Justice League of America 40

by James Robinson and Mark Bagley

Steel and Vibe try their best to get under the skin of Vixen and Gypsy, but too much of the story is dumping on the Detroit-era League. Believe it or not, I actually liked the art from that period, and even if the stories weren’t the best, they were very entertaining to me when I was younger. Robinson could have tried harder, but mostly it comes across as, “You were in Detroit? You’re lame!” The original Dr. Light goes up against Hoshi, but Arthur seems to know all the intimate details of Kimiyo’s life. I thought the rings only downloaded the memory of the lifeless husk itself. Maybe someone can tell me where I got this wrong, but it seems to me Robinson has made a big mistake in allowing Arthur to know all of Kimiyo’s deepest fears. He was never in a position to know those when he was alive.

Even the coloring that shows the different emotions is “off,” proving to be more of a childish blend than providing the stark contrast effect we have seen in most other comics. There are other inconsistencies too, as Red tornado’s body parts never stay in the same place on the floor; each time they are in a different position. Regardless of whether anyone got close to him, I suppose you could say they kicked his feet and hands around the ground as they fought, but the truth is that Robinson isn’t thinking hard for this, and Bagley is following stage directions without maintaining his own integrity and consistency on the art.


Outsiders 25

by Peter Tomasi, Fernando Pasarin and Derec Donovan

For a change, this issue actually improves a little. Tara Markov gets all the emotions in the Outsiders up to a nice juicy temptation and then goes in for the kill. Even Owlman, looking pessimistic with his arms folded, shows up as hopeful to Terra. Katana and company triumph with the help of Halo’s powers.

The fight with Terra gets a little absurd, as Metamorpho should be able to transform into a gas and evade all the dirt. Plus, you can really tell when Donovan takes over on the art, and the quality takes a dive. Grammar errors also piss me off here, and the creative team tries to use the last page to wrap up their run on the title.

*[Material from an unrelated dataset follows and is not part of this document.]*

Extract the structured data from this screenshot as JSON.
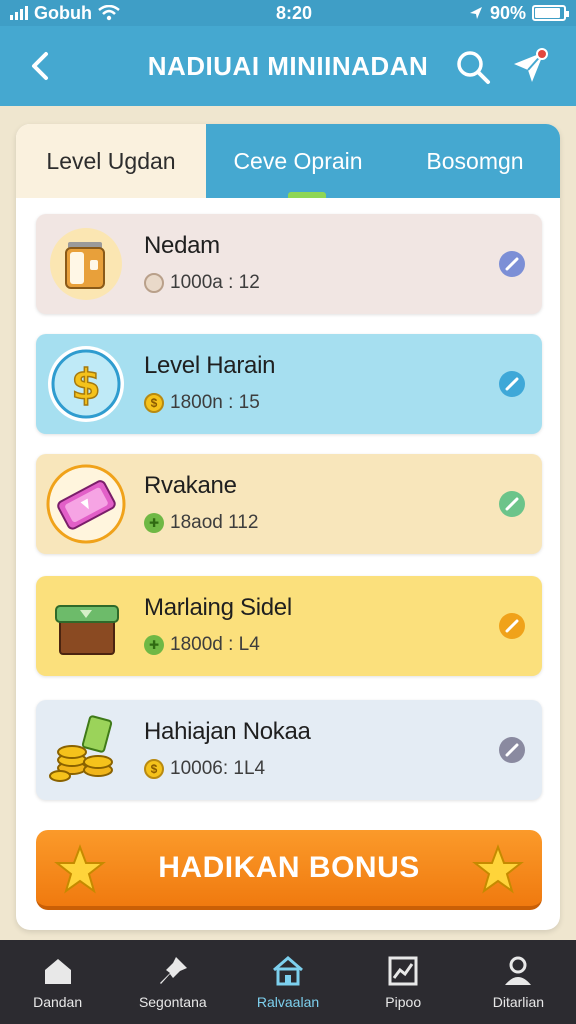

I give them a “C,” which means it’s not quite worth the $3.99 they are charging for it. Yikes, next we get to see how Didio writes these guys…


Supergirl 48

by Sterling Gates and Fernando Dagnino

Lana Lang admits she has an incurable disease, but Supergirl gets sidetracked a little from that as Inspector Henderson asks for her help to find the Silver Banshee. Dagnino offers solid stuff that kicks into high gear when Henderson reveals he has one of the artifacts that the Silver Banshee is after, and it’s inside him now! Supergirl grabs one of the artifacts and ends up transformed, seemingly possessed by yet another banshee. The Super-banshee looks really cool on the final page.

There isn’t much here tying into the World Against Superman saga for a change, but that’s not a problem. The surrounding atmosphere is consistent, and the story, though simple, is still entertaining. Sterling Gates has a firm handle on this character, and to my surprise, is maintaining his momentum to keep us captivated.


Superman/Batman 67

by Scott Kolins

Kolins has fun with a bunch of monsters as we conclude the Blackest Night tie-in. The story is fairly simple, with Frankenstein, Man-Bat, Solomon Grundy, and Bizarro all involved in the give-and-take. In the end, Bizarro throws Grundy into the sun, as if we haven’t had too many comics end that way the last few years. There’s not much here to recommend.

Next issue begins the new direction, a sort of in-continuity romp through time, much like the mini-series at Marvel lately, where we go back to some event and see it from a different viewpoint, or get additional little stories that have not been revealed until now. I’ll reserve judgment until I see it, but this is one title that might be better served to go on hiatus until Batman and Superman are actually free to star in the (censored) title!


Tpull is Travis Pullen. He started reading comics at 5 years old, and he can't seem to stop.